Bloomberg Green recently reported on 5 major climate issues that need to be kept alive if the Paris Agreement is to have any possibility of surviving. These goals are important to keep in mind before the COP26 climate summit in Glasgow in November.
1. Every five years, countries have to submit revised plans to cut emissions, which would ideally be aligned with what scientists say is needed. Many haven’t provided new commitments yet, and some large polluters haven’t raised their green ambitions.
2. Countries need to agree on rules for carbon markets that will be governed by the UN. Those negotiations failed to deliver an outcome at the last summit in Madrid in 2019 and they are bound to be tricky in Glasgow this year.
3. Rich countries have yet to deliver on the annual $100 billion in climate finance they promised to raise to help poor countries. U.K. Prime Minister Boris Johnson has downplayed the chances of the money materializing, though U.S. climate envoy John Kerry is more optimistic.
4. COP26 President Alok Sharma wants to “consign coal to history” by getting a deal from governments to stop building new infrastructure for the dirtiest fossil fuel. Convincing the biggest producers, like Australia and Russia, and consumers such as China and India is proving extremely difficult.
5. The Intergovernmental Panel on Climate Change’s latest science report injected urgency into the race to cut methane emissions, the second-largest contributor to warming after carbon dioxide. There had been no global commitment to do so.
Then, on Friday, the U.S. and European Union launched the Global Methane Pledge that targets a voluntary 30% reduction by the end of the decade, relative to 2020 levels. Several countries declared their intention to join the pact that will be officially launched in Glasgow. The White House says so far six of the world’s top 15 polluters, covering about a fifth of global methane emissions, are on board. The full list includes Argentina, Ghana, Indonesia, Iraq, Italy, Mexico and the U.K.

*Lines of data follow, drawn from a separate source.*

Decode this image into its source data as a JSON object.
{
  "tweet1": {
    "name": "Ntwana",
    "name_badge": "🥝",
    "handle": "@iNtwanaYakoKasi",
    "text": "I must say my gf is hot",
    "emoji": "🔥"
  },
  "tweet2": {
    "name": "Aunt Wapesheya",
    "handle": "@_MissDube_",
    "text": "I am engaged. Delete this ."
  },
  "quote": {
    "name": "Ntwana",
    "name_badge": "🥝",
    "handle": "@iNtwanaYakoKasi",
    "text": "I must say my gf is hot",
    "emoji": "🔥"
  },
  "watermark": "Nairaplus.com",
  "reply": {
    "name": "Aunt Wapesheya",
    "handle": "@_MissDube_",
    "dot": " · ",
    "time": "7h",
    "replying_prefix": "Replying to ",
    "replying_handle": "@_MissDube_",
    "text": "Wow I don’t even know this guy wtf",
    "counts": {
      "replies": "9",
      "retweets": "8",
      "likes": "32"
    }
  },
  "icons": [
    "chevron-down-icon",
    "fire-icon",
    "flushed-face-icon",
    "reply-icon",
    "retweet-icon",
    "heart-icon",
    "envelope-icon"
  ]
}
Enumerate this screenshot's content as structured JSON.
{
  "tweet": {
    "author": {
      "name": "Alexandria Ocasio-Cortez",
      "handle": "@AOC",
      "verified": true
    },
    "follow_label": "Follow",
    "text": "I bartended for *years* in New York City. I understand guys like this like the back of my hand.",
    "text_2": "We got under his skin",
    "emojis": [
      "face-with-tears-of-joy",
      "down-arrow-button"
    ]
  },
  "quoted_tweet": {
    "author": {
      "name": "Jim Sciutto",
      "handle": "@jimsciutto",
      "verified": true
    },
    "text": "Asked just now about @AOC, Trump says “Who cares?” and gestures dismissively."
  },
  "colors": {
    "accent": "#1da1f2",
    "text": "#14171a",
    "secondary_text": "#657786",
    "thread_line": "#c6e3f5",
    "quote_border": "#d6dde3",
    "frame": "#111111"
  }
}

Methane traps heat between 30-80 x more efficiently than CO2, so this can help slow down the effects of the greenhouse gases presently heating the planet. If all countries cut methane emissions significantly, it could help reduce warming by 0.2 degrees Celsius by 2050. That means that all major sources of methane, oil and gas, coal, agriculture, cattle, and waste management need to be addressed. The biggest problem however is that not all countries have signed on board to this agreement, and a globally coordinated approach with countries working together is lacking. This is huge problem since even if the US were to significantly lower its carbon footprint by phasing out coal, electrifying the transportation sector and increasing the use of WWS (wind, water, solar) to become carbon neutral, other countries need to follow suit, and to date, we lack a synchronized approach. What is the solution? I believe we need a legal definition of Ecocide put in place by the international courts to hold world leaders responsible for their stewardship of the planet with a change in our economic structures to a more sustainable system like donut economics. Environmental ethics has been lacking to date, and it is only a deep concern for the wellbeing of present and future generations and all life on the planet will allow us to move ahead in a positive direction. We have scientific solutions, but without a basic change in our philosophies, integrating compassion and environmental justice into every action world leaders take, the world will continue down our present path of environmental destruction.